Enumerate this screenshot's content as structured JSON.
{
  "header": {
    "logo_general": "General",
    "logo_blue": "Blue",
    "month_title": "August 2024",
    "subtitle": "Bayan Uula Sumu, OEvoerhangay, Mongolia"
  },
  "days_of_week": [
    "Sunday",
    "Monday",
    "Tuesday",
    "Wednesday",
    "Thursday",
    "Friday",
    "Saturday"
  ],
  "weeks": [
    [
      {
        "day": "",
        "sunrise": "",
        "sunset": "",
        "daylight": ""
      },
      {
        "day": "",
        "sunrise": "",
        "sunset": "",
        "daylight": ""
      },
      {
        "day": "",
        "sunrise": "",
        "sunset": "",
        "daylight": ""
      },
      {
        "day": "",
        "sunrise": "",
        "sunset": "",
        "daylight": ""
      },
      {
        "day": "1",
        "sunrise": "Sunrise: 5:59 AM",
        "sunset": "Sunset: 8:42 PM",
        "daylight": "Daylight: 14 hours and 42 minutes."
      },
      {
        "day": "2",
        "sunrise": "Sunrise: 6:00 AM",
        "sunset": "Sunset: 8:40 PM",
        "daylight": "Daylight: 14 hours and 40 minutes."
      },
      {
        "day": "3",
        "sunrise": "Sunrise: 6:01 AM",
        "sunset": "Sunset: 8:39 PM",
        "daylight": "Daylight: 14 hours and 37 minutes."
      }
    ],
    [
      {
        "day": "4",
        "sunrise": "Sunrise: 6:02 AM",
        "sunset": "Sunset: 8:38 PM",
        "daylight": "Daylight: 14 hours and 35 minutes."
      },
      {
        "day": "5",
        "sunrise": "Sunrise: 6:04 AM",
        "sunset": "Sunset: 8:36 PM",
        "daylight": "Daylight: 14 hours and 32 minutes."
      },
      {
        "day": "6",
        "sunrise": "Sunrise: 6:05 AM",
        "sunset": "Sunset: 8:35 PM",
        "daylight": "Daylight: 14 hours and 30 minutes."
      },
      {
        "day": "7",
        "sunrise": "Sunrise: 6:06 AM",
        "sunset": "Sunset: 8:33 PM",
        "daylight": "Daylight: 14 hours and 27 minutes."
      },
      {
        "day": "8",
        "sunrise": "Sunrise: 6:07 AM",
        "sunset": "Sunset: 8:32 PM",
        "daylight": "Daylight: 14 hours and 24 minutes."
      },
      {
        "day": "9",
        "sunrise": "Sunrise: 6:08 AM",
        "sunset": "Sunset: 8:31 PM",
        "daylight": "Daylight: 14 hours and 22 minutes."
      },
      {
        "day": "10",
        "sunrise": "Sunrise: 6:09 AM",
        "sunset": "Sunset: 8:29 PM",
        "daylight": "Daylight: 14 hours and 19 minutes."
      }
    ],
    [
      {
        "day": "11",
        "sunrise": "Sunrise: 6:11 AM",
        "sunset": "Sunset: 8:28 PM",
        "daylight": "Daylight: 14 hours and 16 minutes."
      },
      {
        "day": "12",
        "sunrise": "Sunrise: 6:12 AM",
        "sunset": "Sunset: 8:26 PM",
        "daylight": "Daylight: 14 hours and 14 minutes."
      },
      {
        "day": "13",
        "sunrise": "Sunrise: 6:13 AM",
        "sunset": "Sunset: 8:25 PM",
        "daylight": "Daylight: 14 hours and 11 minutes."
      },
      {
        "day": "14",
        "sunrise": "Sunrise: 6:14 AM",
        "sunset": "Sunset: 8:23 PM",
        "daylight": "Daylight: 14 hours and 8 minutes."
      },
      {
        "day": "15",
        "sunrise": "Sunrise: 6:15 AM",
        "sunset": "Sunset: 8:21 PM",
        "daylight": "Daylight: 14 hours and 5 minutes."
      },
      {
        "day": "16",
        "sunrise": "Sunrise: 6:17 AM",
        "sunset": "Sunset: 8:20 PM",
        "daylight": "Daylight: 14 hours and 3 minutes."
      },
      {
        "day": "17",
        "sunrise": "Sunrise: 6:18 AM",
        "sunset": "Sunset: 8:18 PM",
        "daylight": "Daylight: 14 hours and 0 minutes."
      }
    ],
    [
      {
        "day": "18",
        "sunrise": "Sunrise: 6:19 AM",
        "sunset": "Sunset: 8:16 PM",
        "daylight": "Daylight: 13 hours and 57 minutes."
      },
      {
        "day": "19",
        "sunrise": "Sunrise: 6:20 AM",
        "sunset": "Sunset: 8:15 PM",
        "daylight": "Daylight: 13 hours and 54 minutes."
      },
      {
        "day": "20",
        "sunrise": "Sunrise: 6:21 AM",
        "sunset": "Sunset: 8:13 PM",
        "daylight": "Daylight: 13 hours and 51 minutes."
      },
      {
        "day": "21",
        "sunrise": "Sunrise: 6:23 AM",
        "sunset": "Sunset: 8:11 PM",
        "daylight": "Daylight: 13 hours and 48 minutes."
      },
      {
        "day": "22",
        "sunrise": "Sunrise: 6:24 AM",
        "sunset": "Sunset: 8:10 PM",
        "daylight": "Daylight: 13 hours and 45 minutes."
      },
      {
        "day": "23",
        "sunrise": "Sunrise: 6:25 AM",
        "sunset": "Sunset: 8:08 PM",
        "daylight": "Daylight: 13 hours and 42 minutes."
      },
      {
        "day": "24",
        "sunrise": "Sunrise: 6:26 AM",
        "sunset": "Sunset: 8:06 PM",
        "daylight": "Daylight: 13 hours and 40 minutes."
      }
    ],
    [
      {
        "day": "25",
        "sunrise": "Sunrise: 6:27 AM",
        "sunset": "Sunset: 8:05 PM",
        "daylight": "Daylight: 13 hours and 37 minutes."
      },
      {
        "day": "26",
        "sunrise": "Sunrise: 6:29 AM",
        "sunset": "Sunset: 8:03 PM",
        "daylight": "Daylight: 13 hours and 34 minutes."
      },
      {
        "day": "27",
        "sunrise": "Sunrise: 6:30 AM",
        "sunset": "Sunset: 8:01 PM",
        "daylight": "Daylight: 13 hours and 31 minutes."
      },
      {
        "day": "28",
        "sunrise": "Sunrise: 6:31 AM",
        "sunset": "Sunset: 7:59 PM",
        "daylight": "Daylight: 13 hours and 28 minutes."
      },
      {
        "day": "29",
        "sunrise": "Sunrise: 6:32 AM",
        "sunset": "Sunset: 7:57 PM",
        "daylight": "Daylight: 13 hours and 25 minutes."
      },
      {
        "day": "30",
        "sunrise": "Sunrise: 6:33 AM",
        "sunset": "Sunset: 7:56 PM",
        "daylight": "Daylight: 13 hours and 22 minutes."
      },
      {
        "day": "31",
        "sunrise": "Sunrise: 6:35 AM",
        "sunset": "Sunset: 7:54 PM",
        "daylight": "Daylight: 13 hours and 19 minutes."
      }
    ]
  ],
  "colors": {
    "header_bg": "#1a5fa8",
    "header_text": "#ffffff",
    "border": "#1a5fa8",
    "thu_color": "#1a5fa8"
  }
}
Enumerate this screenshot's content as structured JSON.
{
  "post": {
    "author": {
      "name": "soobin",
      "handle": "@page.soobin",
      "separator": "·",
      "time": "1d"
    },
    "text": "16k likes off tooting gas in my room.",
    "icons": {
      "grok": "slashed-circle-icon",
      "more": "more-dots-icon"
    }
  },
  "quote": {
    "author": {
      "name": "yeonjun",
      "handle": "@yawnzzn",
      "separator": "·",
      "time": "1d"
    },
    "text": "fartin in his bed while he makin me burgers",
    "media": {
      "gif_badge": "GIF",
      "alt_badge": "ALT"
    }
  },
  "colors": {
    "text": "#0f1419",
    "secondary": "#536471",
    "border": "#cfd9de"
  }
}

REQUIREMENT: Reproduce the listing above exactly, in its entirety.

RESULT OF THIS TASK:
Enumerate this screenshot's content as structured JSON.
{
  "header": {
    "logo_general": "General",
    "logo_blue": "Blue",
    "month_title": "August 2024",
    "subtitle": "Bayan Uula Sumu, OEvoerhangay, Mongolia"
  },
  "days_of_week": [
    "Sunday",
    "Monday",
    "Tuesday",
    "Wednesday",
    "Thursday",
    "Friday",
    "Saturday"
  ],
  "weeks": [
    [
      {
        "day": "",
        "sunrise": "",
        "sunset": "",
        "daylight": ""
      },
      {
        "day": "",
        "sunrise": "",
        "sunset": "",
        "daylight": ""
      },
      {
        "day": "",
        "sunrise": "",
        "sunset": "",
        "daylight": ""
      },
      {
        "day": "",
        "sunrise": "",
        "sunset": "",
        "daylight": ""
      },
      {
        "day": "1",
        "sunrise": "Sunrise: 5:59 AM",
        "sunset": "Sunset: 8:42 PM",
        "daylight": "Daylight: 14 hours and 42 minutes."
      },
      {
        "day": "2",
        "sunrise": "Sunrise: 6:00 AM",
        "sunset": "Sunset: 8:40 PM",
        "daylight": "Daylight: 14 hours and 40 minutes."
      },
      {
        "day": "3",
        "sunrise": "Sunrise: 6:01 AM",
        "sunset": "Sunset: 8:39 PM",
        "daylight": "Daylight: 14 hours and 37 minutes."
      }
    ],
    [
      {
        "day": "4",
        "sunrise": "Sunrise: 6:02 AM",
        "sunset": "Sunset: 8:38 PM",
        "daylight": "Daylight: 14 hours and 35 minutes."
      },
      {
        "day": "5",
        "sunrise": "Sunrise: 6:04 AM",
        "sunset": "Sunset: 8:36 PM",
        "daylight": "Daylight: 14 hours and 32 minutes."
      },
      {
        "day": "6",
        "sunrise": "Sunrise: 6:05 AM",
        "sunset": "Sunset: 8:35 PM",
        "daylight": "Daylight: 14 hours and 30 minutes."
      },
      {
        "day": "7",
        "sunrise": "Sunrise: 6:06 AM",
        "sunset": "Sunset: 8:33 PM",
        "daylight": "Daylight: 14 hours and 27 minutes."
      },
      {
        "day": "8",
        "sunrise": "Sunrise: 6:07 AM",
        "sunset": "Sunset: 8:32 PM",
        "daylight": "Daylight: 14 hours and 24 minutes."
      },
      {
        "day": "9",
        "sunrise": "Sunrise: 6:08 AM",
        "sunset": "Sunset: 8:31 PM",
        "daylight": "Daylight: 14 hours and 22 minutes."
      },
      {
        "day": "10",
        "sunrise": "Sunrise: 6:09 AM",
        "sunset": "Sunset: 8:29 PM",
        "daylight": "Daylight: 14 hours and 19 minutes."
      }
    ],
    [
      {
        "day": "11",
        "sunrise": "Sunrise: 6:11 AM",
        "sunset": "Sunset: 8:28 PM",
        "daylight": "Daylight: 14 hours and 16 minutes."
      },
      {
        "day": "12",
        "sunrise": "Sunrise: 6:12 AM",
        "sunset": "Sunset: 8:26 PM",
        "daylight": "Daylight: 14 hours and 14 minutes."
      },
      {
        "day": "13",
        "sunrise": "Sunrise: 6:13 AM",
        "sunset": "Sunset: 8:25 PM",
        "daylight": "Daylight: 14 hours and 11 minutes."
      },
      {
        "day": "14",
        "sunrise": "Sunrise: 6:14 AM",
        "sunset": "Sunset: 8:23 PM",
        "daylight": "Daylight: 14 hours and 8 minutes."
      },
      {
        "day": "15",
        "sunrise": "Sunrise: 6:15 AM",
        "sunset": "Sunset: 8:21 PM",
        "daylight": "Daylight: 14 hours and 5 minutes."
      },
      {
        "day": "16",
        "sunrise": "Sunrise: 6:17 AM",
        "sunset": "Sunset: 8:20 PM",
        "daylight": "Daylight: 14 hours and 3 minutes."
      },
      {
        "day": "17",
        "sunrise": "Sunrise: 6:18 AM",
        "sunset": "Sunset: 8:18 PM",
        "daylight": "Daylight: 14 hours and 0 minutes."
      }
    ],
    [
      {
        "day": "18",
        "sunrise": "Sunrise: 6:19 AM",
        "sunset": "Sunset: 8:16 PM",
        "daylight": "Daylight: 13 hours and 57 minutes."
      },
      {
        "day": "19",
        "sunrise": "Sunrise: 6:20 AM",
        "sunset": "Sunset: 8:15 PM",
        "daylight": "Daylight: 13 hours and 54 minutes."
      },
      {
        "day": "20",
        "sunrise": "Sunrise: 6:21 AM",
        "sunset": "Sunset: 8:13 PM",
        "daylight": "Daylight: 13 hours and 51 minutes."
      },
      {
        "day": "21",
        "sunrise": "Sunrise: 6:23 AM",
        "sunset": "Sunset: 8:11 PM",
        "daylight": "Daylight: 13 hours and 48 minutes."
      },
      {
        "day": "22",
        "sunrise": "Sunrise: 6:24 AM",
        "sunset": "Sunset: 8:10 PM",
        "daylight": "Daylight: 13 hours and 45 minutes."
      },
      {
        "day": "23",
        "sunrise": "Sunrise: 6:25 AM",
        "sunset": "Sunset: 8:08 PM",
        "daylight": "Daylight: 13 hours and 42 minutes."
      },
      {
        "day": "24",
        "sunrise": "Sunrise: 6:26 AM",
        "sunset": "Sunset: 8:06 PM",
        "daylight": "Daylight: 13 hours and 40 minutes."
      }
    ],
    [
      {
        "day": "25",
        "sunrise": "Sunrise: 6:27 AM",
        "sunset": "Sunset: 8:05 PM",
        "daylight": "Daylight: 13 hours and 37 minutes."
      },
      {
        "day": "26",
        "sunrise": "Sunrise: 6:29 AM",
        "sunset": "Sunset: 8:03 PM",
        "daylight": "Daylight: 13 hours and 34 minutes."
      },
      {
        "day": "27",
        "sunrise": "Sunrise: 6:30 AM",
        "sunset": "Sunset: 8:01 PM",
        "daylight": "Daylight: 13 hours and 31 minutes."
      },
      {
        "day": "28",
        "sunrise": "Sunrise: 6:31 AM",
        "sunset": "Sunset: 7:59 PM",
        "daylight": "Daylight: 13 hours and 28 minutes."
      },
      {
        "day": "29",
        "sunrise": "Sunrise: 6:32 AM",
        "sunset": "Sunset: 7:57 PM",
        "daylight": "Daylight: 13 hours and 25 minutes."
      },
      {
        "day": "30",
        "sunrise": "Sunrise: 6:33 AM",
        "sunset": "Sunset: 7:56 PM",
        "daylight": "Daylight: 13 hours and 22 minutes."
      },
      {
        "day": "31",
        "sunrise": "Sunrise: 6:35 AM",
        "sunset": "Sunset: 7:54 PM",
        "daylight": "Daylight: 13 hours and 19 minutes."
      }
    ]
  ],
  "colors": {
    "header_bg": "#1a5fa8",
    "header_text": "#ffffff",
    "border": "#1a5fa8",
    "thu_color": "#1a5fa8"
  }
}
Enumerate this screenshot's content as structured JSON.
{
  "post": {
    "author": {
      "name": "soobin",
      "handle": "@page.soobin",
      "separator": "·",
      "time": "1d"
    },
    "text": "16k likes off tooting gas in my room.",
    "icons": {
      "grok": "slashed-circle-icon",
      "more": "more-dots-icon"
    }
  },
  "quote": {
    "author": {
      "name": "yeonjun",
      "handle": "@yawnzzn",
      "separator": "·",
      "time": "1d"
    },
    "text": "fartin in his bed while he makin me burgers",
    "media": {
      "gif_badge": "GIF",
      "alt_badge": "ALT"
    }
  },
  "colors": {
    "text": "#0f1419",
    "secondary": "#536471",
    "border": "#cfd9de"
  }
}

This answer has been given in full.